Data extract -
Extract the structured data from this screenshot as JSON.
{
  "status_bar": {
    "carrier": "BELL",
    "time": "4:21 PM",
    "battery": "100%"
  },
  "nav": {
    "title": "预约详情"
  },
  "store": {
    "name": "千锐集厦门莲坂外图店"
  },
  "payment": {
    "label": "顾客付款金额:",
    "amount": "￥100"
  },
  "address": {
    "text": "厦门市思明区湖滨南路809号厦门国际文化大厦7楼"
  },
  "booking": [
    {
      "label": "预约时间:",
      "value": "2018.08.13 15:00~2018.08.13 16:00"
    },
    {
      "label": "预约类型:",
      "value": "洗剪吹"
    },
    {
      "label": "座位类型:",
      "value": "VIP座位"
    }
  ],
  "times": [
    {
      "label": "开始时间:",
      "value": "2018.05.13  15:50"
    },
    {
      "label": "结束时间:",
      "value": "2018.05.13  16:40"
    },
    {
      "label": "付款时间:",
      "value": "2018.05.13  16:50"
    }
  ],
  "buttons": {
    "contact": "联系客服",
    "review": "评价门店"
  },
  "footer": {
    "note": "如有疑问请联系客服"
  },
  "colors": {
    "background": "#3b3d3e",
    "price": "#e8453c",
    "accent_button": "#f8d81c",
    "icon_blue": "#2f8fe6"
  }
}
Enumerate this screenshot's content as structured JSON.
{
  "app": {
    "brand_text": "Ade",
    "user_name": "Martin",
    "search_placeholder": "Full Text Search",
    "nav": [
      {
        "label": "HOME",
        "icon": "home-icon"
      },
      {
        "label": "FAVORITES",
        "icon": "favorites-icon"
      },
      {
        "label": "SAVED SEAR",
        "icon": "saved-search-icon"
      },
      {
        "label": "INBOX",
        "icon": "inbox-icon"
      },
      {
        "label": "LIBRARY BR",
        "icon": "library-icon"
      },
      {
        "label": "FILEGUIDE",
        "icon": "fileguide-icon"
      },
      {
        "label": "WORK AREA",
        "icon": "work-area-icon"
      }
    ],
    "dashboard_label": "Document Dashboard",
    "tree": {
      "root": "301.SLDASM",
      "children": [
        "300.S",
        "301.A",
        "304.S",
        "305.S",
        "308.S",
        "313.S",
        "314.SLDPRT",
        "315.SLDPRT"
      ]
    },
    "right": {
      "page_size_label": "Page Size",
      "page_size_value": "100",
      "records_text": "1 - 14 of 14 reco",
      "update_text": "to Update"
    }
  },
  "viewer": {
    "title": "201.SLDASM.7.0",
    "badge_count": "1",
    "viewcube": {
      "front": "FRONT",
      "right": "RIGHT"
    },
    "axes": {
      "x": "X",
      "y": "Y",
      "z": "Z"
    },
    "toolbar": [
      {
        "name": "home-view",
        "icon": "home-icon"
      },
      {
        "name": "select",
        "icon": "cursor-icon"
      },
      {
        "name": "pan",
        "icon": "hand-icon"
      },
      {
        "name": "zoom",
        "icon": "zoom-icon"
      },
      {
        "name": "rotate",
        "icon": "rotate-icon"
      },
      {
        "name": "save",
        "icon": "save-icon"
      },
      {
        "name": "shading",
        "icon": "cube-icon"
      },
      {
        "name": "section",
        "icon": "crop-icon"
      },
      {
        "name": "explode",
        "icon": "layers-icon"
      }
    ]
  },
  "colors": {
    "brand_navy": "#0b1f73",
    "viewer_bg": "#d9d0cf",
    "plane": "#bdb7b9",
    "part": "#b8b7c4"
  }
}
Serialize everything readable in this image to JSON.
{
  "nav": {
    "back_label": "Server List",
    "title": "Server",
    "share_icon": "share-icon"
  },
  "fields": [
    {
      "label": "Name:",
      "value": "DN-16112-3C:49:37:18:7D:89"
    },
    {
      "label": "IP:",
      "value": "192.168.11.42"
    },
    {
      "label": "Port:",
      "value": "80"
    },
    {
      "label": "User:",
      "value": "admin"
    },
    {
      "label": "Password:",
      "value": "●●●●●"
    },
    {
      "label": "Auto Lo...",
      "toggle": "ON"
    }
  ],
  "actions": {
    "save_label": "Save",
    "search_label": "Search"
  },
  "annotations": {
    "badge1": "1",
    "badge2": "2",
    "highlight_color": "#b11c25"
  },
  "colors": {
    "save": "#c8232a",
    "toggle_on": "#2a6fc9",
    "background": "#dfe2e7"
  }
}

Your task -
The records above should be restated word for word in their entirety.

Task answer -
Extract the structured data from this screenshot as JSON.
{
  "status_bar": {
    "carrier": "BELL",
    "time": "4:21 PM",
    "battery": "100%"
  },
  "nav": {
    "title": "预约详情"
  },
  "store": {
    "name": "千锐集厦门莲坂外图店"
  },
  "payment": {
    "label": "顾客付款金额:",
    "amount": "￥100"
  },
  "address": {
    "text": "厦门市思明区湖滨南路809号厦门国际文化大厦7楼"
  },
  "booking": [
    {
      "label": "预约时间:",
      "value": "2018.08.13 15:00~2018.08.13 16:00"
    },
    {
      "label": "预约类型:",
      "value": "洗剪吹"
    },
    {
      "label": "座位类型:",
      "value": "VIP座位"
    }
  ],
  "times": [
    {
      "label": "开始时间:",
      "value": "2018.05.13  15:50"
    },
    {
      "label": "结束时间:",
      "value": "2018.05.13  16:40"
    },
    {
      "label": "付款时间:",
      "value": "2018.05.13  16:50"
    }
  ],
  "buttons": {
    "contact": "联系客服",
    "review": "评价门店"
  },
  "footer": {
    "note": "如有疑问请联系客服"
  },
  "colors": {
    "background": "#3b3d3e",
    "price": "#e8453c",
    "accent_button": "#f8d81c",
    "icon_blue": "#2f8fe6"
  }
}
Enumerate this screenshot's content as structured JSON.
{
  "app": {
    "brand_text": "Ade",
    "user_name": "Martin",
    "search_placeholder": "Full Text Search",
    "nav": [
      {
        "label": "HOME",
        "icon": "home-icon"
      },
      {
        "label": "FAVORITES",
        "icon": "favorites-icon"
      },
      {
        "label": "SAVED SEAR",
        "icon": "saved-search-icon"
      },
      {
        "label": "INBOX",
        "icon": "inbox-icon"
      },
      {
        "label": "LIBRARY BR",
        "icon": "library-icon"
      },
      {
        "label": "FILEGUIDE",
        "icon": "fileguide-icon"
      },
      {
        "label": "WORK AREA",
        "icon": "work-area-icon"
      }
    ],
    "dashboard_label": "Document Dashboard",
    "tree": {
      "root": "301.SLDASM",
      "children": [
        "300.S",
        "301.A",
        "304.S",
        "305.S",
        "308.S",
        "313.S",
        "314.SLDPRT",
        "315.SLDPRT"
      ]
    },
    "right": {
      "page_size_label": "Page Size",
      "page_size_value": "100",
      "records_text": "1 - 14 of 14 reco",
      "update_text": "to Update"
    }
  },
  "viewer": {
    "title": "201.SLDASM.7.0",
    "badge_count": "1",
    "viewcube": {
      "front": "FRONT",
      "right": "RIGHT"
    },
    "axes": {
      "x": "X",
      "y": "Y",
      "z": "Z"
    },
    "toolbar": [
      {
        "name": "home-view",
        "icon": "home-icon"
      },
      {
        "name": "select",
        "icon": "cursor-icon"
      },
      {
        "name": "pan",
        "icon": "hand-icon"
      },
      {
        "name": "zoom",
        "icon": "zoom-icon"
      },
      {
        "name": "rotate",
        "icon": "rotate-icon"
      },
      {
        "name": "save",
        "icon": "save-icon"
      },
      {
        "name": "shading",
        "icon": "cube-icon"
      },
      {
        "name": "section",
        "icon": "crop-icon"
      },
      {
        "name": "explode",
        "icon": "layers-icon"
      }
    ]
  },
  "colors": {
    "brand_navy": "#0b1f73",
    "viewer_bg": "#d9d0cf",
    "plane": "#bdb7b9",
    "part": "#b8b7c4"
  }
}
Serialize everything readable in this image to JSON.
{
  "nav": {
    "back_label": "Server List",
    "title": "Server",
    "share_icon": "share-icon"
  },
  "fields": [
    {
      "label": "Name:",
      "value": "DN-16112-3C:49:37:18:7D:89"
    },
    {
      "label": "IP:",
      "value": "192.168.11.42"
    },
    {
      "label": "Port:",
      "value": "80"
    },
    {
      "label": "User:",
      "value": "admin"
    },
    {
      "label": "Password:",
      "value": "●●●●●"
    },
    {
      "label": "Auto Lo...",
      "toggle": "ON"
    }
  ],
  "actions": {
    "save_label": "Save",
    "search_label": "Search"
  },
  "annotations": {
    "badge1": "1",
    "badge2": "2",
    "highlight_color": "#b11c25"
  },
  "colors": {
    "save": "#c8232a",
    "toggle_on": "#2a6fc9",
    "background": "#dfe2e7"
  }
}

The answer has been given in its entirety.